And teacher training institutions must develop appropriate programs to help foster the development of teachers with integrity and sound character, who guide their students into making moral and ethical choices in their learning and living.
During the opening of the Fijian Teachers Association 80th annual delegates conference in Suva yesterday, chief guest Doctor Priscilla Puamau, team leader and senior education adviser of Access to Quality Education Program (AQEP) Fiji, said a serious issue facing schools, which had implications for teacher education, lay in the falling moral standards that pervade society.
"Adults, including parents and teachers, have been perpetrators of violence and sexual crimes against children; and teachers have been found guilty of professional misconduct," Dr Priscilla said.
"What happened to the conviction that teaching is a noble profession infused into new teacher graduates? What has happened to make them break the teacher's oath and the PSC code of conduct?"
She said the issue of making moral and ethical decisions was significant in these new times of rapid social, cultural, political, economic and technological change.

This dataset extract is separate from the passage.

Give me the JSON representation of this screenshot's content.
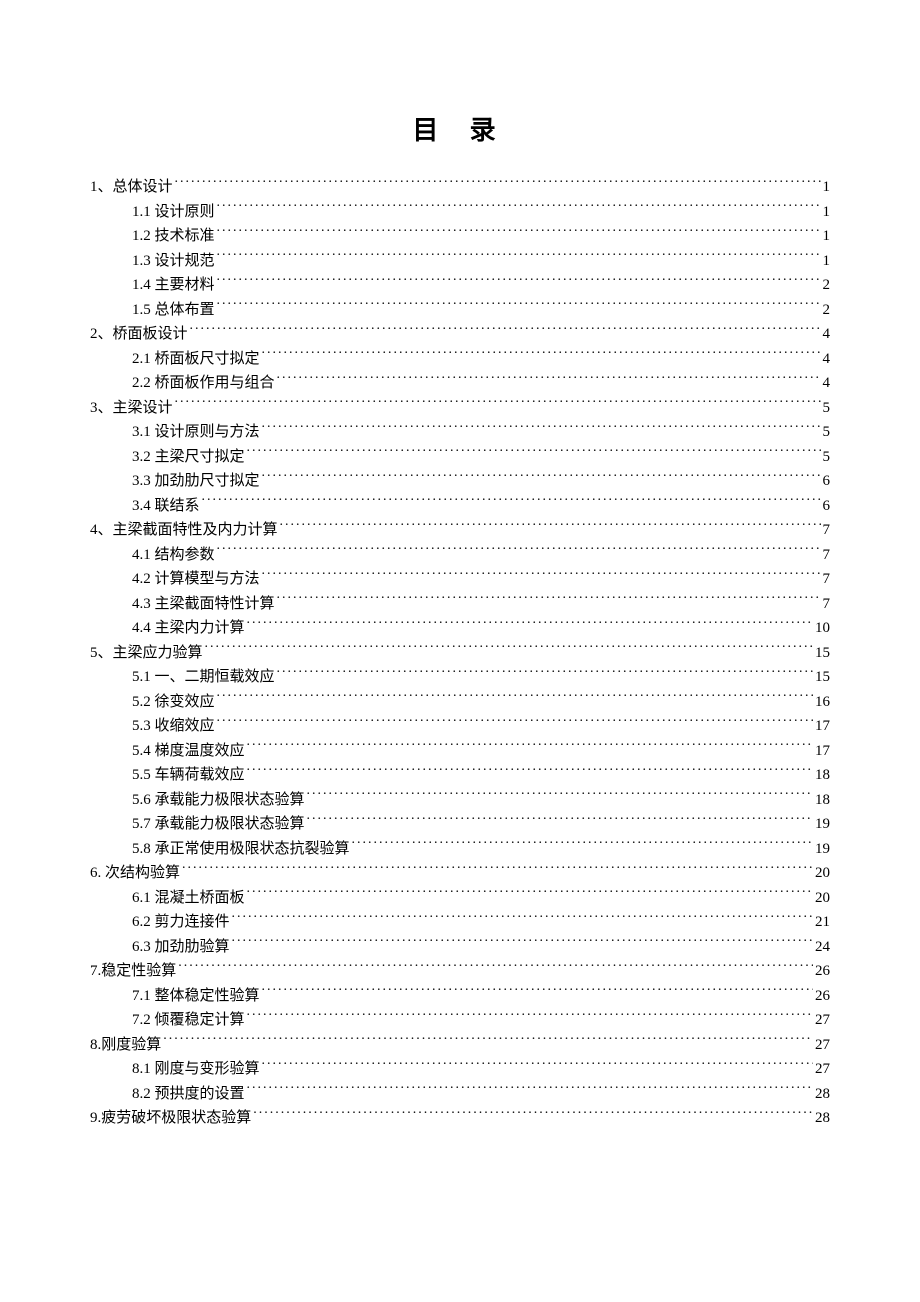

Dr Priscilla said in this conception, teachers had to lead by example.
FTA president Merewairita Moci said the association remained committed to carrying out its primary and secondary roles and the executives knew what it expected of them.
Questions sent to the Ministry of Education were yet to be answered when this edition went to press last night.
Several attempts made to get a comment from Dr Lal remained unsuccessful when this edition went to press yesterday.